But I'm also the First Amendment chair of the Association of Alternative Newsweeklies, and we are strongly supporting the chain's flagship paper, the Phoenix New Times, and its top executives, Mike Lacey and Jim Larkin, in their battle against a local sheriff and prosecutor in Arizona.
The back story: The Phoenix New Times has done a series of critical stories on Maricopa County Sheriff Joe Arpaio. At one point, the paper ran his home address as part of a story question some of his real-estate deals.
Under and old and obscure Arizona law, publishing the home address of a law-enforcement officer is a crime. This is particularly silly when the person in question is an elected official, whose place of residence is and ought to be public record.
But Arpaio's political ally, prosecutor Andrew Thomas, convened a grand jury to secretly investigate the "crime" -- and the grand jury issued a subpoena demanding, among other things, all of the information in the New Times servers showing the IP addresses of any of the tens of thousands of readers who might have viewed the sheriff's address on the web.
Larkin and Lacey wrote a piece revealing that they'd been subpoenaed -- and since revealing information about a grand jury is also a crime, they were arrested. The Charges have been dropped. but AAN, representing more than 120 weekly alternative papers around the country, has issued a statement denoucing Arpaio and Thomas -- and most of the AAN papers (including the Guardian) are going to run the statement and a link to the places on the web where you can view Sheriff Arpaio's home address.

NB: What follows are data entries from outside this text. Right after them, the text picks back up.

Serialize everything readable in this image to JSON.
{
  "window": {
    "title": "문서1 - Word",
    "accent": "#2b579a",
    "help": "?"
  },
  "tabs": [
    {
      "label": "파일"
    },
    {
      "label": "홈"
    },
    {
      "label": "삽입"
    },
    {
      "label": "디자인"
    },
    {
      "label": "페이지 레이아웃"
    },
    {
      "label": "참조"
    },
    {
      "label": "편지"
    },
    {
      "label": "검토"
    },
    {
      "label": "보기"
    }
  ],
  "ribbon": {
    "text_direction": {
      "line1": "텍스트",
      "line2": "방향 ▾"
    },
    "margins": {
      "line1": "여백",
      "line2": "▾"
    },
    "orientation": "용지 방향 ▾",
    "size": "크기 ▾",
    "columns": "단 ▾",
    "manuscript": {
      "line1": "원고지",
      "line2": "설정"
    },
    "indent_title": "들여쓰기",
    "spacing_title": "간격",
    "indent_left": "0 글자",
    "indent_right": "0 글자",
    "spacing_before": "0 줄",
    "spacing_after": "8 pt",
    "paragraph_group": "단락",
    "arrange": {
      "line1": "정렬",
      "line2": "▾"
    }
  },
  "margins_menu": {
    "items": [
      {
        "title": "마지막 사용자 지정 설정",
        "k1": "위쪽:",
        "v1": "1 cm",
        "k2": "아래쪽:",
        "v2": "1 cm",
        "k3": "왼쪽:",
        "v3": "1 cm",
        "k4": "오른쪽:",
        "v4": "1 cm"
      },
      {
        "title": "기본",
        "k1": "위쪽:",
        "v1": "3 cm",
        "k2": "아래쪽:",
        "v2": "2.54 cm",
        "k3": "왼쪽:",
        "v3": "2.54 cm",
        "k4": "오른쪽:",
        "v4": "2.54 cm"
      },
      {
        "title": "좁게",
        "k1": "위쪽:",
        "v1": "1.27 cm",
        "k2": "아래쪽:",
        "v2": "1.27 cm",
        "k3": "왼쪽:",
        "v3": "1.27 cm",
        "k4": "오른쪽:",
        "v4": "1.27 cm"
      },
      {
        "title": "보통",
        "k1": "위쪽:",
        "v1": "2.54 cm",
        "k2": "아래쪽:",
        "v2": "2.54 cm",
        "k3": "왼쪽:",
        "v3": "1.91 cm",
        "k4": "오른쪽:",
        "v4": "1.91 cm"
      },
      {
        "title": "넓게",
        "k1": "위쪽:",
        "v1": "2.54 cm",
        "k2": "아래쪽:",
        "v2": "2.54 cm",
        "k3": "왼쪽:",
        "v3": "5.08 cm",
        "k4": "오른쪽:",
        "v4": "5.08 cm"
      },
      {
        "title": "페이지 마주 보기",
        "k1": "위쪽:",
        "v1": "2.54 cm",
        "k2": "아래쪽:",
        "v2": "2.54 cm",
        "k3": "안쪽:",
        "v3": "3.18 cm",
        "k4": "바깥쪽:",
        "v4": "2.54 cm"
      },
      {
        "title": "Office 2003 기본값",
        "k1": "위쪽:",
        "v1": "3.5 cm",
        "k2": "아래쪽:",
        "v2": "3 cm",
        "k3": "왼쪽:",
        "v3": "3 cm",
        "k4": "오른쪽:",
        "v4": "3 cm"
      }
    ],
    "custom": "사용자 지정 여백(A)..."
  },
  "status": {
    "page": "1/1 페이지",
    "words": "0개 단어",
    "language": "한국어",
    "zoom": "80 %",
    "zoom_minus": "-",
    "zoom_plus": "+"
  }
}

He can't go after all of us.
Here's the statement and the links:
WASHINGTON, DC ‹October 23, 2007‹ Member papers of the Association of
Alternative Newsweeklies (AAN.org) this week are providing links on their
websites that direct their readers to the many places on the Internet where
the home address of Maricopa County Sheriff Joe Arpaio is listed.
AAN papers are doing so to show solidarity with the Phoenix New Times, which
was threatened with felony prosecution for publishing Sheriff Arpaio's
address on its website in 2004. After an adjoining jurisdiction declined to
press charges, Arpaio's political ally, Maricopa County Attorney Andrew
Thomas, convened a grand jury to "investigate" charges the paper broke the
law when it published Sheriff Arpaio's address.
Last week, Phoenix New Times' founders Michael Lacey and Jim Larkin were
arrested and jailed after the paper published a story about the grand jury
and subpoenas they had received that demanded detailed Internet records of
any person who had visited the newspaper's website since 2004, as well as
all notes and records from any reporter who had written about the sheriff in
the preceding three years.
After Larkin and Lacey were arrested an outpouring of shock and anger
accompanied widespread media coverage of the case. The response created a
groundswell of support for New Times. The charges were dropped less than 24
hours later after Thomas admitted that his office had made "serious
missteps" in the case.
"The actions of Mr. Thomas and Sheriff Arpaio in this case are beyond
outrageous," said AAN Executive Director Richard Karpel. "They abused their
offices by engaging in Gestapo-like tactics designed to silence a newspaper
that has been highly critical of them in the past."
Added AAN First Amendment Chair Tim Redmond, executive editor of the San
Francisco Bay Guardian: "Our association and its members won't tolerate this
sort of attack on the right of a member paper to publish information that is
and ought to be public record."
"This was a victory for the First Amendment, the constitution and for our
readers right to read our newspaper without the government spying upon
them," said Larkin and Lacey in a joint statement. "As the Federal press
shield legislation moves from the House to the Senate, we hope people will
remember what happened to reporters, editors and readers in Phoenix."
Phoenix New Times has published dozens of stories critical of both Thomas
and Arpaio. In fact, the paper maintains an archive on its website of its
coverage of Arpaio since he was elected sheriff in 1992:
New Times published Arpaio's home address in a story arguing that he abused
a state law that allows law enforcement officials to keep their addresses
from being made public. New Times said Arpaio used the law to hide nearly $1
million in cash real-estate transactions.
Thomas convened a grand jury to investigate the case even though Arpaio's
home address was then and continues to be easily accessible on a number of
other websites, including the Maricopa County Recorder's official website(click "2004 Financial Disclosure Statement" for
Arpaio continues to resist New Times' request for information relating to
his real estate holdings.
Most Commented On
- Another new to town progressive. - March 9, 2014
- No, government surveillance wrong, period. - March 9, 2014
- Government surveillance is bad - March 8, 2014
- San Francisco Needs Speed Cameras - March 8, 2014
- Just Like You - March 8, 2014
- Wow Why Didn't I Think Of That???? - March 8, 2014
- That Is Sociopath Guest Steven - March 8, 2014
- Go Read Your History Book - March 8, 2014
- Have you ever considered - March 8, 2014
- Making real-time surveillance - March 8, 2014